Martha asked me recently how long I might live. I answered,
I'm planning to live until I'm 88 years old. I might live longer or I might die before that, but - that's the plan anyway. You'll be in your early thirties by then, you'll be a proper grown-up, on your way.
I think she liked that answer, Being thirty-three must seem like a lifetime away to her. When I was her age I thought my life would be hardly worth living at thirty. I expected to be married to some elderly boring professor who I wouldn't even particularly like and that I'd have about four not very interesting children, likely all boys. Obvious that I believed Jo March's fate to be a big disappointment.
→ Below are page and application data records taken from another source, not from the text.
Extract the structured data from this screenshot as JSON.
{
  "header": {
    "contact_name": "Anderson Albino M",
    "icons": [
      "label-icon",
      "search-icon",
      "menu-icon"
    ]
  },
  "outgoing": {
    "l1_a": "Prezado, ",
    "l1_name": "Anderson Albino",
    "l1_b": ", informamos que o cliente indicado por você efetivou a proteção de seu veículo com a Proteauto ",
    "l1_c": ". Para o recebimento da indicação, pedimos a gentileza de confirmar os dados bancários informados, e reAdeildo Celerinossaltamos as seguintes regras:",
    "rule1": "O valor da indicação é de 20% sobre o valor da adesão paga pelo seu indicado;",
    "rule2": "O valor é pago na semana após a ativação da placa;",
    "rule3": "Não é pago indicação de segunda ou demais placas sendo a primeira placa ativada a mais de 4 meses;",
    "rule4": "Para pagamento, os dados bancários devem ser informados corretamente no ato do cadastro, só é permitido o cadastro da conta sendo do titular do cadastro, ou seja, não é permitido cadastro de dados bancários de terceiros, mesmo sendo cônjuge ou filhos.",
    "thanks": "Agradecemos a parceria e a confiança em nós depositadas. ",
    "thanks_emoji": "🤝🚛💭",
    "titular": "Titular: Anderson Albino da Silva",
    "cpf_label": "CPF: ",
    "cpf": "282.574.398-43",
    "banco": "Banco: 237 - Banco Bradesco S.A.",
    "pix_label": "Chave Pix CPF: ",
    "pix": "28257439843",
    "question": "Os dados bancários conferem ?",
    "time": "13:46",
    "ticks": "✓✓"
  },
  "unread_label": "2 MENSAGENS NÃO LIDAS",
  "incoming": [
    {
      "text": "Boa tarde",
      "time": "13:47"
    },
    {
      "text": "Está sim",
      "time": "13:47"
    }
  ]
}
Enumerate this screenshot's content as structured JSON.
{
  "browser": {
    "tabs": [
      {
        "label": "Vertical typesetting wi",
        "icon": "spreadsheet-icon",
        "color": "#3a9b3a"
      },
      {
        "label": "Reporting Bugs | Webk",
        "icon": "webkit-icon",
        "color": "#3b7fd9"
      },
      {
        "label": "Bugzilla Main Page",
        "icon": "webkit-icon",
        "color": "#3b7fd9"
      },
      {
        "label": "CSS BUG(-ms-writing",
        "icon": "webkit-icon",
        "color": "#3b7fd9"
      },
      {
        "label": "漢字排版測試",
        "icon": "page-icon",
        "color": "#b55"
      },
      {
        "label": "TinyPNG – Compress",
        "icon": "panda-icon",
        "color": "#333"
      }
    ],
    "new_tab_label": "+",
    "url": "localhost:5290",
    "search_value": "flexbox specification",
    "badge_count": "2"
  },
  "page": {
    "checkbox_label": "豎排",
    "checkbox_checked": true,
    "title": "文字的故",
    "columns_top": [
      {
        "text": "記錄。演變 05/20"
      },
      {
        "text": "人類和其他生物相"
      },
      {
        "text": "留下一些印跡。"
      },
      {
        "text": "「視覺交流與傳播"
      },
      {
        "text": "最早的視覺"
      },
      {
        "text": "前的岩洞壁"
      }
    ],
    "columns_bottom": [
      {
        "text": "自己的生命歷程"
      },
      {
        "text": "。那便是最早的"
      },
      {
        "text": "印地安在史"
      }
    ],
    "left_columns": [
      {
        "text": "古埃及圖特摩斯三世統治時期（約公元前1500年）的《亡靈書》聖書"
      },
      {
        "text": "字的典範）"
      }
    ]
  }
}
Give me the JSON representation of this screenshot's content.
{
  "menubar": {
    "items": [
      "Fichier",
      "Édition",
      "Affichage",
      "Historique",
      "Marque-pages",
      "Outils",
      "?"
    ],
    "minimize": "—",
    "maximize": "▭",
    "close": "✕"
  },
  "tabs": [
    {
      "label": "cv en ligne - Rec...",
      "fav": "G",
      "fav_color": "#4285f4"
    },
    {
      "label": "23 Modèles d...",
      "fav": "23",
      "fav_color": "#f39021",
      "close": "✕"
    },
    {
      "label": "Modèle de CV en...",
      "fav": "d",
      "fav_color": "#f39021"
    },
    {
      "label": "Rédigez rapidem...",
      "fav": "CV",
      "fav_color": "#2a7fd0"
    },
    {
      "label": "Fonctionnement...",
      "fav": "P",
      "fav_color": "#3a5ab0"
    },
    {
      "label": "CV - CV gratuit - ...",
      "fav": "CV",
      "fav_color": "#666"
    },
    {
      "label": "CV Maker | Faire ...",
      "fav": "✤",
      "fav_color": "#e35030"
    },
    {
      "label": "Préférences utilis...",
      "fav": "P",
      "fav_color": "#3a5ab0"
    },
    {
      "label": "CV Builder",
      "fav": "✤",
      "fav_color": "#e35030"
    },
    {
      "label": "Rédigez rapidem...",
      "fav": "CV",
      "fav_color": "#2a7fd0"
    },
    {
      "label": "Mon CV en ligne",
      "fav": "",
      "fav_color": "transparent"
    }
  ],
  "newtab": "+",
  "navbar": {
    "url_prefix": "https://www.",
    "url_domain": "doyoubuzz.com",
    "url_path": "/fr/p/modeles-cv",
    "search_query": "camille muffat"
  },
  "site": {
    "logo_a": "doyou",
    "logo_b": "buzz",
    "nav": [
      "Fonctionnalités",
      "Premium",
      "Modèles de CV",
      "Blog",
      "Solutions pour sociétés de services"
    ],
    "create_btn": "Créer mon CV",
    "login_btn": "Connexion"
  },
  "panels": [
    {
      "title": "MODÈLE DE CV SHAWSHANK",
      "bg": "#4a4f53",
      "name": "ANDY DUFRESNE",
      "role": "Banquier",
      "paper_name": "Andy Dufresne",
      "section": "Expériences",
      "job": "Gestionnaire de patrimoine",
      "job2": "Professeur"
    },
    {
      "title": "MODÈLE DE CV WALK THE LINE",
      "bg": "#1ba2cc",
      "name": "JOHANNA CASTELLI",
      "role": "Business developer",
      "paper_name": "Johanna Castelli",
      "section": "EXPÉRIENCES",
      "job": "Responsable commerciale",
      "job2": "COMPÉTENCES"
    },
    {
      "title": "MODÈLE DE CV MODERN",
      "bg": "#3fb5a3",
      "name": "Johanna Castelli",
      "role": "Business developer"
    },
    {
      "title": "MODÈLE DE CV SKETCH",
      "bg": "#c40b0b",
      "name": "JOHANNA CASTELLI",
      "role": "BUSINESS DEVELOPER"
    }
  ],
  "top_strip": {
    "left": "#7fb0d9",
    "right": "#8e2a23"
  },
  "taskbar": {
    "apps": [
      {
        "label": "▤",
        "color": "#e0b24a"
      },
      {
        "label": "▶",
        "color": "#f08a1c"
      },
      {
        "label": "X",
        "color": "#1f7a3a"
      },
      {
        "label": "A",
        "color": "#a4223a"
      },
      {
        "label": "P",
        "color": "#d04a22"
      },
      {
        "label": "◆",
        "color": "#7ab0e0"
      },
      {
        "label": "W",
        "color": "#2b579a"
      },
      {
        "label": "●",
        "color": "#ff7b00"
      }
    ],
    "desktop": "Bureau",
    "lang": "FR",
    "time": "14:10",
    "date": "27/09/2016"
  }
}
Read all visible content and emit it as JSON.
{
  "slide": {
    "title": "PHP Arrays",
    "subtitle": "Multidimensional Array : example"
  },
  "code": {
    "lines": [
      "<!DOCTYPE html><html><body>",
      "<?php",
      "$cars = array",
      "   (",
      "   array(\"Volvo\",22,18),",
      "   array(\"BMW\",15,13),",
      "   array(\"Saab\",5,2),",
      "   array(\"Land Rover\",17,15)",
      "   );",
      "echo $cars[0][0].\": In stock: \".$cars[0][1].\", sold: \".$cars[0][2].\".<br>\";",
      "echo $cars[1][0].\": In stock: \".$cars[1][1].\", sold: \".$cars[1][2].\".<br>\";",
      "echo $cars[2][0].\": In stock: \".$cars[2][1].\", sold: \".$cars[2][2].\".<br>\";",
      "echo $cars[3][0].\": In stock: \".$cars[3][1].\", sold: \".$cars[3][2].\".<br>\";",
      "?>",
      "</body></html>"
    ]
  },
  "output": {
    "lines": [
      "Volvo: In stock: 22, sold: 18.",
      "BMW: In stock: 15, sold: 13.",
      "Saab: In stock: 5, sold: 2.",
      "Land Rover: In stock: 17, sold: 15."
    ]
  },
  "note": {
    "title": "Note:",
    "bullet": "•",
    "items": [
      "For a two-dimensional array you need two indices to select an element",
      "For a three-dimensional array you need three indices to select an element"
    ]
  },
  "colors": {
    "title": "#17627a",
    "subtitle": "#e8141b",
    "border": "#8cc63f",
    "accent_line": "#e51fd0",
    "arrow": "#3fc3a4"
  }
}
Bert's Aunt Lizzie has gone two years over my ideal lifespan. I spent most of yesterday with her and she is not in good form. She won't eat, hardly drinks, cannot sleep and is in constant pain. She waited three months for a hospital appointment and has finally been given one for this day week. In ordinary times she would already be in the hospital if only to be rehydrated. This pandemic is dreadful for the ordinary sick and elderly whose care needs are not being met. One of Lizzie's carers told me that on a recent house visit she came upon an elderly man who had fallen and could not get up. Normally carers would be expected to call an ambulance and wait until it arrived. Two hours later, no ambulance had arrived so she sought the help of a neighbour who helped her get the old chap on his feet. He then declared that he would not go to hospital and the ambulance was cancelled. Incidentally, this carer waited on her own time and will never be paid for it. And didn't even resent it. A true Hero.
Lizzie in better days